A bill designed to bring uniformity to Ohio’s complex system of municipal income taxes got a makeover that Ohio cities say is better but still reduces their revenue.
Business groups have strongly pushed for the bill, noting that about 600 Ohio municipalities use more than 300 different forms to collect local income taxes, adding cost and administrative burden for business owners. Rep. Cheryl Grossman, R-Grove City, a joint sponsor of the bill, said Ohio has “the most-complicated and unfriendly tax system in the entire nation.”
Michael Hartley of the Columbus Chamber said, “This is probably the most-important piece of legislation for businesses, particularly small businesses. We hear about it constantly.”
But fixing the problem is proving difficult. Rep. Peter Beck, R-Mason, chairman of the House Ways and Means Committee, said he held 200 hours of meetings this summer on House Bill 5 — and all sides still aren’t happy.
The Ohio Municipal League said it shares the goal of creating a tax system less burdensome for business owners, some of whom are now forced to file multiple tax returns, sometimes for meager amounts.
Though Grossman said the bill is as revenue-neutral as possible, Kent Scarrett, spokesman and lobbyist for the Municipal League, said some changes still would cost much-needed tax revenue for cities that have taken major state-funding hits and also have lost the estate tax.
The bill now includes a municipal Taxpayers Bill of Rights. Issues that appear to have been worked out include audits, the definition of a workday, penalty and interest uniformity, consolidated returns, filing dates and residency criteria.
“This is something we can move forward on that can benefit businesses and Ohio taxpayers,” Beck said.
A key dispute continues to be a requirement that all cities allow a net-operating-loss carry-forward period of five years — which lets companies use losses to reduce future tax liability. Scarrett said 170 Ohio cities, including Columbus, do not currently have a net-operating-loss provision, and 65 more are at less than five years.

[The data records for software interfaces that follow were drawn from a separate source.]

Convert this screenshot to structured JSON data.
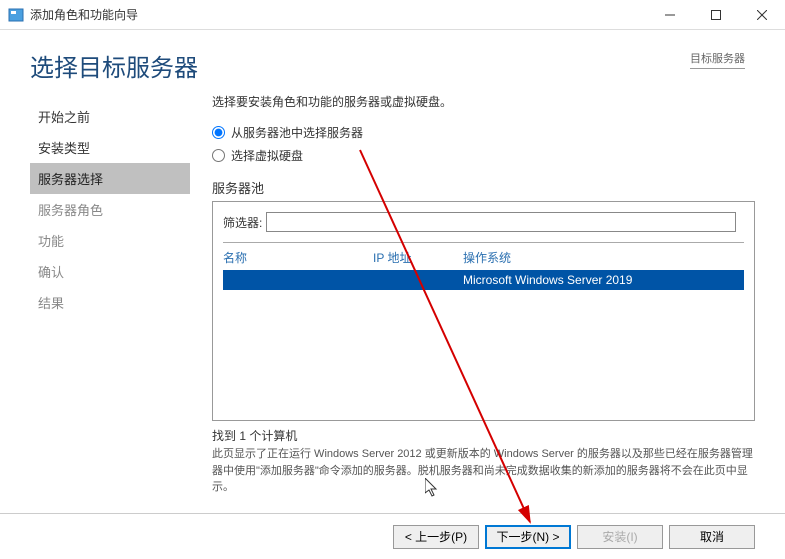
{
  "window": {
    "title": "添加角色和功能向导"
  },
  "header": {
    "page_title": "选择目标服务器",
    "dest_label": "目标服务器"
  },
  "sidebar": {
    "items": [
      {
        "label": "开始之前"
      },
      {
        "label": "安装类型"
      },
      {
        "label": "服务器选择"
      },
      {
        "label": "服务器角色"
      },
      {
        "label": "功能"
      },
      {
        "label": "确认"
      },
      {
        "label": "结果"
      }
    ]
  },
  "content": {
    "instruction": "选择要安装角色和功能的服务器或虚拟硬盘。",
    "radio1": "从服务器池中选择服务器",
    "radio2": "选择虚拟硬盘",
    "pool_label": "服务器池",
    "filter_label": "筛选器:",
    "columns": {
      "name": "名称",
      "ip": "IP 地址",
      "os": "操作系统"
    },
    "rows": [
      {
        "name": "",
        "ip": "",
        "os": "Microsoft Windows Server 2019"
      }
    ],
    "found_label": "找到 1 个计算机",
    "help_text": "此页显示了正在运行 Windows Server 2012 或更新版本的 Windows Server 的服务器以及那些已经在服务器管理器中使用\"添加服务器\"命令添加的服务器。脱机服务器和尚未完成数据收集的新添加的服务器将不会在此页中显示。"
  },
  "footer": {
    "prev": "< 上一步(P)",
    "next": "下一步(N) >",
    "install": "安装(I)",
    "cancel": "取消"
  }
}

Those cities have argued that the bill would cause them to lose revenue of as much as $2 million a year.
The bill would delay the required carry-forward until 2017 and then phase it in while a study committee looks at revenue impact. But Scarrett said that once it’s in place, it’s hard to fathom Republican lawmakers removing it, because that would be considered a tax increase.
“We would support status quo while the study committee is doing its work,” he said.
Business groups pushed to keep the net-operating-loss provision intact.
“It recognizes the cyclical nature of the business cycle,” said Chris Ferruso of the National Federation of Independent Business/Ohio. “We think that’s a great economic-development tool that’s been built into the bill.”
Cities also don’t like how the bill treats workers who spend only a few weeks in a particular city. Under current law, a worker is subject to a city’s tax once he or she works there for 13 days. The bill would increase that to 21 days, which Scarrett said is fine, but the cities oppose that it would not tax the first 20 days.
“We cannot afford to give away free days to these workers,” he said.
For more than 80 percent of Ohio businesses — those with annual gross revenue of less than $500,000 — the bill would require employers to file only in their home city, regardless of where they perform work.